It seems that someone needs to rise to the support of the jury system.
Newspaper Photo by Tim Cuff
The concept of being judged by twelve ordinary citizens is at the heart of our judicial system. Jurors never reveal the reasons for their decisions. They leave that to the many people who have not sat through often much more than a week of legal debate.
Perhaps Joshua Teal or the writer of the Herald editorial insulting juries would prefer to be judged by either the media or corrupt lawyers, but my preference would be for an unbiased jury.
I have served on a number of juries, and acted as chairperson. These people take their role very seriously and debate can be very intense indeed.
In my experience the media, and the idle opinionated, have been very wide of the mark in their attempts to comprehend what went on behind closed doors, and even more so in saying what they think should have gone on.
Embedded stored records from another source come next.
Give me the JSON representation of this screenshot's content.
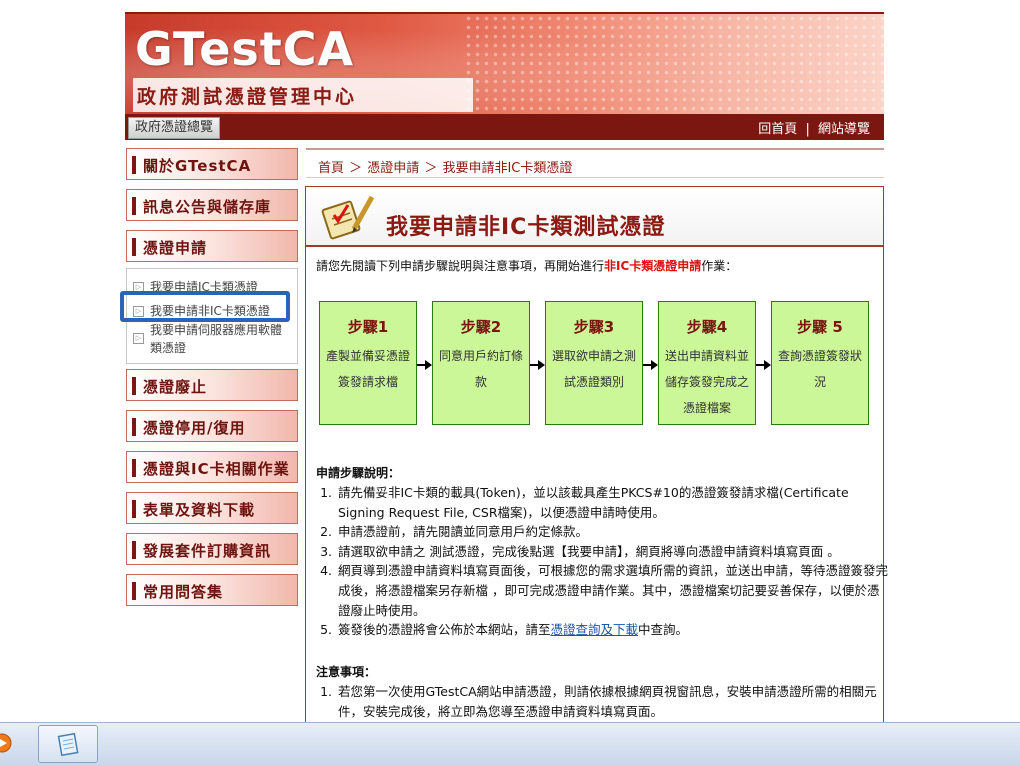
{
  "header": {
    "logo": "GTestCA",
    "subtitle": "政府測試憑證管理中心",
    "overview_button": "政府憑證總覽",
    "links": [
      "回首頁",
      "網站導覽"
    ],
    "separator": "|"
  },
  "sidebar": {
    "items": [
      {
        "label": "關於GTestCA"
      },
      {
        "label": "訊息公告與儲存庫"
      },
      {
        "label": "憑證申請"
      },
      {
        "label": "憑證廢止"
      },
      {
        "label": "憑證停用/復用"
      },
      {
        "label": "憑證與IC卡相關作業"
      },
      {
        "label": "表單及資料下載"
      },
      {
        "label": "發展套件訂購資訊"
      },
      {
        "label": "常用問答集"
      }
    ],
    "submenu": [
      {
        "label": "我要申請IC卡類憑證"
      },
      {
        "label": "我要申請非IC卡類憑證"
      },
      {
        "label": "我要申請伺服器應用軟體類憑證"
      }
    ]
  },
  "breadcrumb": {
    "home": "首頁",
    "sep": "＞",
    "level1": "憑證申請",
    "level2": "我要申請非IC卡類憑證"
  },
  "content": {
    "title": "我要申請非IC卡類測試憑證",
    "intro_before": "請您先閱讀下列申請步驟說明與注意事項，再開始進行",
    "intro_highlight": "非IC卡類憑證申請",
    "intro_after": "作業：",
    "steps": [
      {
        "title": "步驟1",
        "desc": "產製並備妥憑證簽發請求檔"
      },
      {
        "title": "步驟2",
        "desc": "同意用戶約訂條款"
      },
      {
        "title": "步驟3",
        "desc": "選取欲申請之測試憑證類別"
      },
      {
        "title": "步驟4",
        "desc": "送出申請資料並儲存簽發完成之憑證檔案"
      },
      {
        "title": "步驟 5",
        "desc": "查詢憑證簽發狀況"
      }
    ],
    "steps_heading": "申請步驟說明：",
    "step_notes": [
      "請先備妥非IC卡類的載具(Token)，並以該載具產生PKCS#10的憑證簽發請求檔(Certificate Signing Request File, CSR檔案)，以便憑證申請時使用。",
      "申請憑證前，請先閱讀並同意用戶約定條款。",
      "請選取欲申請之 測試憑證，完成後點選【我要申請】，網頁將導向憑證申請資料填寫頁面 。",
      "網頁導到憑證申請資料填寫頁面後，可根據您的需求選填所需的資訊，並送出申請，等待憑證簽發完成後，將憑證檔案另存新檔 ，即可完成憑證申請作業。其中，憑證檔案切記要妥善保存，以便於憑證廢止時使用。"
    ],
    "step5_before": "簽發後的憑證將會公佈於本網站，請至",
    "step5_link": "憑證查詢及下載",
    "step5_after": "中查詢。",
    "notes_heading": "注意事項：",
    "notes": [
      "若您第一次使用GTestCA網站申請憑證，則請依據根據網頁視窗訊息，安裝申請憑證所需的相關元件，安裝完成後，將立即為您導至憑證申請資料填寫頁面。"
    ]
  },
  "colors": {
    "brand_red": "#8b1a12",
    "step_green": "#ccf799",
    "highlight_blue": "#2b63b7",
    "link_blue": "#1a55a8"
  },
  "taskbar": {
    "icons": [
      "media-player-icon",
      "notepad-icon"
    ]
  }
}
We should all give thanks to those people who generously give their time to serve on juries. Without them we would wallow in injustice.
Tony Watkins, Karaka Bay
Published in "The New Zealand Herald" 23 March 2010